Ocean City is actually a barrier island. An ephemeral sand mound that forms in front of mainlands, and shifts in and out of existence within a few centuries -- the blink of a geological eye. But, as at many barrier islands, Ocean City's charms quickly drew settlers, investments, and infrastructure. And they now want to stay put.
Cue the eternal fight between nature and man, with the boardwalk and beach as the front line. This town is no stranger to nature's wrath.
|1962 Ash Wednesday storm|
|1991 October "Perfect Storm"|
|Taken by the author, May 1, 2012|
|Remarkable NOAA Website on sea-level trends:|
Which makes Ocean City just one of thousands of such spots around the world here in the 21st Century.
The archaeologist in me has seen this before. This is Ostia, for centuries imperial Rome's proud port town:
And it's not just oceans and seas that change with time. Here's Hadrian's Wall in Cumbria, northern England, running east to west (top to bottom), approaching what was once the eastern abutment to the Roman bridge over the River Irthing (bottom of picture).
Bridges. Cities. Monuments to man's ingenuity. Laid to waste.
So what does all this have to do with the Flotsam Diaries? Everything.
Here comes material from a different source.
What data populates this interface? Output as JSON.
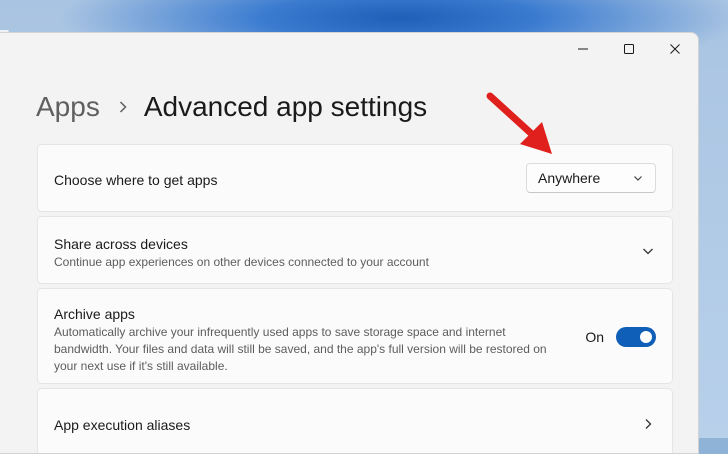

Today we build condos & business districts at the edge of shifting sands. We build whole cities in flood plains. We fill them with plastic. And then we're shocked when Mother Nature does what Mother Nature does.
|New Orleans, 9th Ward, post-Hurricane Katrina 2005|
So maybe we could make better choices?